2. Neil Smith (2007) has put forward the powerful argument that we are currently living through a period in which our socio-economic relationship with nature has dramatically transformed: nature has become capitalized to an unprecedented extent. Capitalist nature has always been commodified in the sense that naturally-provided use values are plundered for productive consumption. However, today a whole new range of “ecological commodities” has been produced. “Whereas the traditional commodification of nature generally involved harvesting use values as raw materials for capitalist production – wood for tables, oil for energy, iron ore for steel, various corns for bread – this new generation of commodities is different” (Smith 2007, 2). The new ecological commodities such as carbon or pollution credits paradoxically commodify nature as nature, as something that is produced by capitalism as “external” to capitalist expropriation. The value of the commodity produced, for example an area of rainforest that offsets a certain amount carbon produced by air travel, rests precisely on the fact that it cannot be productively consumed. “Landowners possessing tracts of forest land (generally in poorer tropical countries) are paid not to cut their forests, while major polluters in more industrial parts of the world can purchase these credits as a means to allow them to continue to pollute” (ibid., 4).
Hence, natural resources in the Third World are not just plundered or extracted through processes of primitive accumulation. Smith’s key claim is that in today’s capitalism nature is increasingly produced as nature and then externalized, posited as an outside. The idea of “external nature” erases this material process of externalization, however, making the idea intelligible.

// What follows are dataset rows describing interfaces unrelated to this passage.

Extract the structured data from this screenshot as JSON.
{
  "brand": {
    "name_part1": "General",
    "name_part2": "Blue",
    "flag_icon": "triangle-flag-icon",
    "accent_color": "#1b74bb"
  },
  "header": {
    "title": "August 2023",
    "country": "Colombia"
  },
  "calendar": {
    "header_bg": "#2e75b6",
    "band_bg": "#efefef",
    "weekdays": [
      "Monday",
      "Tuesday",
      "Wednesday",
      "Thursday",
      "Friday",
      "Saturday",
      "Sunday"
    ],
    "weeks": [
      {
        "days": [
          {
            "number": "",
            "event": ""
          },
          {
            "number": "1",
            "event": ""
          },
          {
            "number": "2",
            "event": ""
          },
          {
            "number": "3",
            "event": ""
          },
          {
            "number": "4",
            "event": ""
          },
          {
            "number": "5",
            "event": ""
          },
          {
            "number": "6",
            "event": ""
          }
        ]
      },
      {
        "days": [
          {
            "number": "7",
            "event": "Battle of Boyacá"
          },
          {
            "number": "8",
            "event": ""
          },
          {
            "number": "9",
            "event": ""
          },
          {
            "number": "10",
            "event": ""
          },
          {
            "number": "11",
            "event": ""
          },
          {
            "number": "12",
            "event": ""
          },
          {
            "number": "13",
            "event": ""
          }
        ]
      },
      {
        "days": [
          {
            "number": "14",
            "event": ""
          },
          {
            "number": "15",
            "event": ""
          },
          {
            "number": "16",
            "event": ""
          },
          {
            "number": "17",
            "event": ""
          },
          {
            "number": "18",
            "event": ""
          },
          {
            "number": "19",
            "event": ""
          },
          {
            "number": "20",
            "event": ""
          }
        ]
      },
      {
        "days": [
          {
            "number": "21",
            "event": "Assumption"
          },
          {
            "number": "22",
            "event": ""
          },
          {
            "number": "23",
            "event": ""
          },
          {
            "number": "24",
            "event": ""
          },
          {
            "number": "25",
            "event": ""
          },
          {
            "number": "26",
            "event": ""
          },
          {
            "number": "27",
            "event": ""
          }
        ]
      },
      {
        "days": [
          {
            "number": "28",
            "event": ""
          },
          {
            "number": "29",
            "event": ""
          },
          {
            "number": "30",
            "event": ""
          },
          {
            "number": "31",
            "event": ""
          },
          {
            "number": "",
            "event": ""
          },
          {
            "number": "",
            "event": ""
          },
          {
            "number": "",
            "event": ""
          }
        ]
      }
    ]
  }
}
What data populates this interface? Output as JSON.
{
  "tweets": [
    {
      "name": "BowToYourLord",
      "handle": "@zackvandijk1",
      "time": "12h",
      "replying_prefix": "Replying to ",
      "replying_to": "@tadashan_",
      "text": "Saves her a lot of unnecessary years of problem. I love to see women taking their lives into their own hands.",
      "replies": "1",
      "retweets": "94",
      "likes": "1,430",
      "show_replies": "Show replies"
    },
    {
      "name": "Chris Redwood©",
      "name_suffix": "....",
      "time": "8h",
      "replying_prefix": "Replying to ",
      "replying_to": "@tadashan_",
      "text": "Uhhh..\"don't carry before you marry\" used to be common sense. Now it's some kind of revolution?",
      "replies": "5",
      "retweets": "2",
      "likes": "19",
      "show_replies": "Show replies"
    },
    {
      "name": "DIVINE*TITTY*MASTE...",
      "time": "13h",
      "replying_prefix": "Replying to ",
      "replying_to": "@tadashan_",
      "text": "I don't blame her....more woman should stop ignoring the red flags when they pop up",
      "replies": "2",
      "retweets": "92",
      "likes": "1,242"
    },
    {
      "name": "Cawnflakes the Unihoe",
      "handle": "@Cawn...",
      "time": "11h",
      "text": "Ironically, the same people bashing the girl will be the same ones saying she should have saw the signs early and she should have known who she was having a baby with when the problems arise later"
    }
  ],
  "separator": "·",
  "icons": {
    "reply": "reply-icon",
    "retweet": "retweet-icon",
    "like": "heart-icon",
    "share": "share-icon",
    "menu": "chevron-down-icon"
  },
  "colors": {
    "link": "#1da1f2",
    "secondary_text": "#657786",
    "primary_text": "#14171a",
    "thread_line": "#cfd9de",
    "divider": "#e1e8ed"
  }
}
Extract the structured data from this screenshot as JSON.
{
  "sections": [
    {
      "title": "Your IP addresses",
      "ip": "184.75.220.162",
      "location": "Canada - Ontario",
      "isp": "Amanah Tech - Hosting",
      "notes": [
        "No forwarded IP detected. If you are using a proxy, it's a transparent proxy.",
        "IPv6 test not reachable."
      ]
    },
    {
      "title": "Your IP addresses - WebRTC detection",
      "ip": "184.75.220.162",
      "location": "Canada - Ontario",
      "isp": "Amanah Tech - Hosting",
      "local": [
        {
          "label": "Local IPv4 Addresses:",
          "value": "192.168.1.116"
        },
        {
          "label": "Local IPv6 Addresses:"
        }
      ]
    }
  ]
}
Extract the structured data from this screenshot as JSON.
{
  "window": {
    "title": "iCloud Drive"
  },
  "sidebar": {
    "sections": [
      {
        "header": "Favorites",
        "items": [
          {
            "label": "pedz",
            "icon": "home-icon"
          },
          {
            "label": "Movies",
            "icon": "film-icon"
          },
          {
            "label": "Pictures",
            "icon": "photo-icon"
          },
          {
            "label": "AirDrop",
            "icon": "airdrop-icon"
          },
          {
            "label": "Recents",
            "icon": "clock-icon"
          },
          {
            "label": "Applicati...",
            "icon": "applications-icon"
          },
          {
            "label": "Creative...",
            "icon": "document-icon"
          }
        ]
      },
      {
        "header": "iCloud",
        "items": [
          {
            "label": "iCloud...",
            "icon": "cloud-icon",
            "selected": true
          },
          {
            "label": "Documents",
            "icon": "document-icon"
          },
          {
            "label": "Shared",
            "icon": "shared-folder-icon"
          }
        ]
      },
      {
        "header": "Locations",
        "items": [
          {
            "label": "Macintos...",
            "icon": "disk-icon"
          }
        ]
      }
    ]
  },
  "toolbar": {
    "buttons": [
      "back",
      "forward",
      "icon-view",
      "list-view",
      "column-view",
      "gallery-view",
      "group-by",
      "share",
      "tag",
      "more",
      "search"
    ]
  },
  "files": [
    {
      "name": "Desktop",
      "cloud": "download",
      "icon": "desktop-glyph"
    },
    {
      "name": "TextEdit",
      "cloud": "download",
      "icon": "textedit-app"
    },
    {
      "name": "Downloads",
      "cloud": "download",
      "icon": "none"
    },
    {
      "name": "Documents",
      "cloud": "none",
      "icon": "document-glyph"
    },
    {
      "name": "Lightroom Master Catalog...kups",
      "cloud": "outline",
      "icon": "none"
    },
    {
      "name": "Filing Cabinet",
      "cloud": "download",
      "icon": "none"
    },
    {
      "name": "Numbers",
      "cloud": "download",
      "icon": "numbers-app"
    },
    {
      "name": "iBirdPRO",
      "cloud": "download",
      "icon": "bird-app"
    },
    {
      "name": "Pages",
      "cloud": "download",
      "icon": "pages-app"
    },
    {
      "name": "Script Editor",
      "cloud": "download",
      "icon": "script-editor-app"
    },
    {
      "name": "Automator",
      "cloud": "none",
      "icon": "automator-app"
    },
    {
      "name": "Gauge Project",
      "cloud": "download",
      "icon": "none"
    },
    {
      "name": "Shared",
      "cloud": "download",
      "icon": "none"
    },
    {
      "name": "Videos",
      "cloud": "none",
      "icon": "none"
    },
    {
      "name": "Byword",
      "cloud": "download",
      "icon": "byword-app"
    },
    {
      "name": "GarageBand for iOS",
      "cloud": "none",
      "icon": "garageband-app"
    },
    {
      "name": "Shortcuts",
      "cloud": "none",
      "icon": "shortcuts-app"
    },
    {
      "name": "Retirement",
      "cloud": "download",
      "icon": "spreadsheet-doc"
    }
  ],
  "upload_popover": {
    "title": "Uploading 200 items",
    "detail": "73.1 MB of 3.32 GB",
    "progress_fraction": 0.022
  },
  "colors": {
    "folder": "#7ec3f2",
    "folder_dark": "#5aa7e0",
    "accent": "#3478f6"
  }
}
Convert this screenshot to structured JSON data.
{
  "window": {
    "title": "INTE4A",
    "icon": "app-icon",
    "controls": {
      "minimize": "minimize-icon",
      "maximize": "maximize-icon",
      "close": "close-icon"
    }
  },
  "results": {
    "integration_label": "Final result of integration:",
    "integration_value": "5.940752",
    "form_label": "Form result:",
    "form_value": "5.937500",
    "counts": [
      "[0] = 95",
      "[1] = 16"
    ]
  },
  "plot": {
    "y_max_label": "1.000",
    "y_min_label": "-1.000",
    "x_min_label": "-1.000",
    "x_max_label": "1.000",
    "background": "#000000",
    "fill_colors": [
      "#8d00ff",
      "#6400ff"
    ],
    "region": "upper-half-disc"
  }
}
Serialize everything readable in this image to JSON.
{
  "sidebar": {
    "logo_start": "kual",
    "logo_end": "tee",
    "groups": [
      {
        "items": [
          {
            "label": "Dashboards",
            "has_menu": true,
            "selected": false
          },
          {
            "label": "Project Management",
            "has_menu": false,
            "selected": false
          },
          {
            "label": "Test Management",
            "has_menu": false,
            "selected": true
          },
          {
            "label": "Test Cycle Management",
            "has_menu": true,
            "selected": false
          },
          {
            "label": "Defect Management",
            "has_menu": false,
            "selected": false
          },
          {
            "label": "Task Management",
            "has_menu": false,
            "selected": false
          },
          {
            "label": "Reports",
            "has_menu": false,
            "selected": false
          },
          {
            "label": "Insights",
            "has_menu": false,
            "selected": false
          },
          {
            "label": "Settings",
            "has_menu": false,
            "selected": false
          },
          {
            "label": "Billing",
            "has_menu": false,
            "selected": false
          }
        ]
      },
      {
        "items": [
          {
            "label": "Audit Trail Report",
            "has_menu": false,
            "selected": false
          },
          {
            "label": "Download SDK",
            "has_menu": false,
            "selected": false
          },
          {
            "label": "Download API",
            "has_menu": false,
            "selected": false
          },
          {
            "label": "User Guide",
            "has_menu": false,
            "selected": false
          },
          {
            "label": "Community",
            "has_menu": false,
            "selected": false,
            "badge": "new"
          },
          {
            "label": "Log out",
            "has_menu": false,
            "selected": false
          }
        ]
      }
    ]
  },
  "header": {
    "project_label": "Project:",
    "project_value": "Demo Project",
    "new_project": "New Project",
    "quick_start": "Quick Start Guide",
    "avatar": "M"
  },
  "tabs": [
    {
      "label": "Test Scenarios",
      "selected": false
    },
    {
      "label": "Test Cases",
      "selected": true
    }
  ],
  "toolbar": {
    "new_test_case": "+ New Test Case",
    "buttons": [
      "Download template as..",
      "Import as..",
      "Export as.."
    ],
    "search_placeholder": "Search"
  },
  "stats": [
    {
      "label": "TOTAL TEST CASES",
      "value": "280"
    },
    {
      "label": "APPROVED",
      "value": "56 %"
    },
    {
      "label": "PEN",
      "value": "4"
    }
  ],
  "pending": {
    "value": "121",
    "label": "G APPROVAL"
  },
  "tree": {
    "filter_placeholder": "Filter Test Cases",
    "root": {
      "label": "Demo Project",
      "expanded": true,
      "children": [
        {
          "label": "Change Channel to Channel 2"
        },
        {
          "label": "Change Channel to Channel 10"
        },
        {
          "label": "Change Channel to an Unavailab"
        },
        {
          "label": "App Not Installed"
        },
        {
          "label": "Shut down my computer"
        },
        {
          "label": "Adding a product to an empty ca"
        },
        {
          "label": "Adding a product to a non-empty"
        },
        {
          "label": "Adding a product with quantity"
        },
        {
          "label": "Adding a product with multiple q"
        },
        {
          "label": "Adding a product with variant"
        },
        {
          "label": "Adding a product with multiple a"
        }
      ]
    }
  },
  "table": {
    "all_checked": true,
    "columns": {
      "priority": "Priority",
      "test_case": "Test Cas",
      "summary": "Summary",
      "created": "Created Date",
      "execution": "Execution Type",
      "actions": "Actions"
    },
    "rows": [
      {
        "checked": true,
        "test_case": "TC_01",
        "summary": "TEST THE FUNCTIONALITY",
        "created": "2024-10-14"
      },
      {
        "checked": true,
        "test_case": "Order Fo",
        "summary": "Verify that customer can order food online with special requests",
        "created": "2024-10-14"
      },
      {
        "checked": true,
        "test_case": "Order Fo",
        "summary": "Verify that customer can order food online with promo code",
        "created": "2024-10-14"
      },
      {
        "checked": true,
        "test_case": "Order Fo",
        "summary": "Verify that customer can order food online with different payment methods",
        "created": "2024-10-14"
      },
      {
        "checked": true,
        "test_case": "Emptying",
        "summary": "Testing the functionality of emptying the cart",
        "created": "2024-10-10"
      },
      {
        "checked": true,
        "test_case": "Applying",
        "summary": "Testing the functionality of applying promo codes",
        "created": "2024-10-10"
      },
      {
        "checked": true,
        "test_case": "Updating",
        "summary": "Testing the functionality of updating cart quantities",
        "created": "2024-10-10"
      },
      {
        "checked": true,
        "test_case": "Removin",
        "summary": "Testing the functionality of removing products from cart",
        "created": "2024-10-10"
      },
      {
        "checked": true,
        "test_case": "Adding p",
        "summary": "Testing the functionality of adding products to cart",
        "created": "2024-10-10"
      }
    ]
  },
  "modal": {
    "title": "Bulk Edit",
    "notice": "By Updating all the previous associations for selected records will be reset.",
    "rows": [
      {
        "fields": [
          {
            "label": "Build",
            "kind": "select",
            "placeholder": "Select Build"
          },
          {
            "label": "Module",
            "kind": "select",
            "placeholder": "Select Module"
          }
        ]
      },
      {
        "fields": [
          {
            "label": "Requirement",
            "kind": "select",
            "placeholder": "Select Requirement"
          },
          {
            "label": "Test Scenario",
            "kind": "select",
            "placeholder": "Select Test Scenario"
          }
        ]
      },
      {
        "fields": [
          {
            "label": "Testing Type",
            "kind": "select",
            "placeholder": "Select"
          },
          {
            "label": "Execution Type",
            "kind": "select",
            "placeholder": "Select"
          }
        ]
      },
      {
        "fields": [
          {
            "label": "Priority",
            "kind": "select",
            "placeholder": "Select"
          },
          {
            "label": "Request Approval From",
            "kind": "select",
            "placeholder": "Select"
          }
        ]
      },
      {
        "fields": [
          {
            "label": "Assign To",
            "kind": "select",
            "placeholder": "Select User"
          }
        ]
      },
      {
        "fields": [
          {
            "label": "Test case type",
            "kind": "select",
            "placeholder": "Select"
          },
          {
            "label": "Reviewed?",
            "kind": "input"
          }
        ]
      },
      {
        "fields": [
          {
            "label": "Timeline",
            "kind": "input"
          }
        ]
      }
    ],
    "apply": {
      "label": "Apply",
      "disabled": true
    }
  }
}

The aim of the capitalist production of external nature becomes essentially to produce nature in new forms that can then be commodified more effectively.